Titanic: Honour and Glory will bring to life the history of the legendary ocean liner, Titanic from May 17 to September 11 as Worcester City Art Gallery and Museums re-opens to the public.
From her conception to her premature demise, Titanic has become the most famous ocean liner in the world.
In Titanic: Honour & Glory see a fascinating collection of rare Titanic and White Star Line artefacts in addition to magnificent props and costumes from the 1997 James Cameron film, Titanic.
Voted one of the top five exhibitions in the United Kingdom by The Times, Titanic: Honour and Glory will explore her story, and those of her sister ships and their owners, the White Star Line, as well as revealing the local links of some of its passengers.
The exhibition’s showing at Worcester City Art Gallery and Museum will also feature a moving display about the Worcestershire connections to the sinking of the Titanic.
These were Francis David Millet, who was part of a group of artists based at Broadway in Worcestershire. Leopold Weisz, who studied at the Bromsgrove Guild of Art, where he met and married his wife, Mathilde. Henry John Spinner who was born in 1880 in Arboretum and later lived in Claines.
Samuel Hemming a member of the crew, a lamp trimmer, and when he signed on gave his place of birth as Worcester. Ellen Walker who lived in Worcester, was conceived on the Titanic, daughter of passengers Kate Phillips and Henry Samuel Morley. These stories will add a moving personal resonance to the exhibition for local residents.

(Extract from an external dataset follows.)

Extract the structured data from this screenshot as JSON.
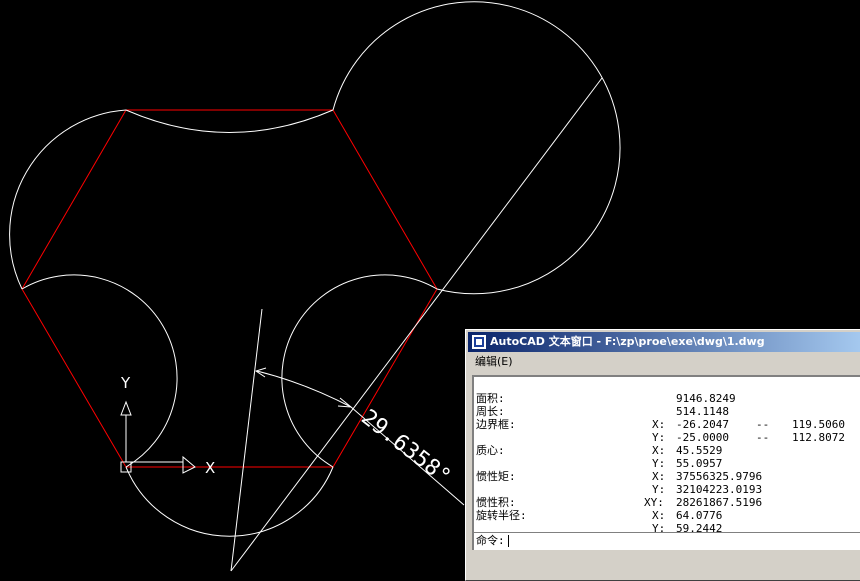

The exhibition will also include a letter on loan from Worcestershire Archive and Archelogy Service, written by first class passenger Frank Millet onboard the RMS Titanic dated the day before the boat sank. Frank, an American painter, sculptor and writer had written to Alfred Parsons, a painter and illustrator who lived in Broadway, Worcestershire with some wonderful descriptions of the ship and his fellow passengers.
Deborah Fox, senior curator with Museums Worcestershire said: “The Titanic disaster has such a powerful, enduring hold on the imagination we are expecting this exhibition to be a big draw over the summer.
“The stories of Worcestershire residents who were on board the Titanic make this even more poignant. We look forward to welcoming visitors who are fascinated by this story as well as to welcoming visitors back safely to the Art Gallery & Museum as we reopen to the public following the national lockdown.”
Social distancing measures will continue to be in place when the exhibition opens and museum bosses will be managing visitor numbers, reminding visitors to remain socially distanced and to wear a face mask for a safe and happy visit.
Visit www.museumsworcestershire.org.uk for more.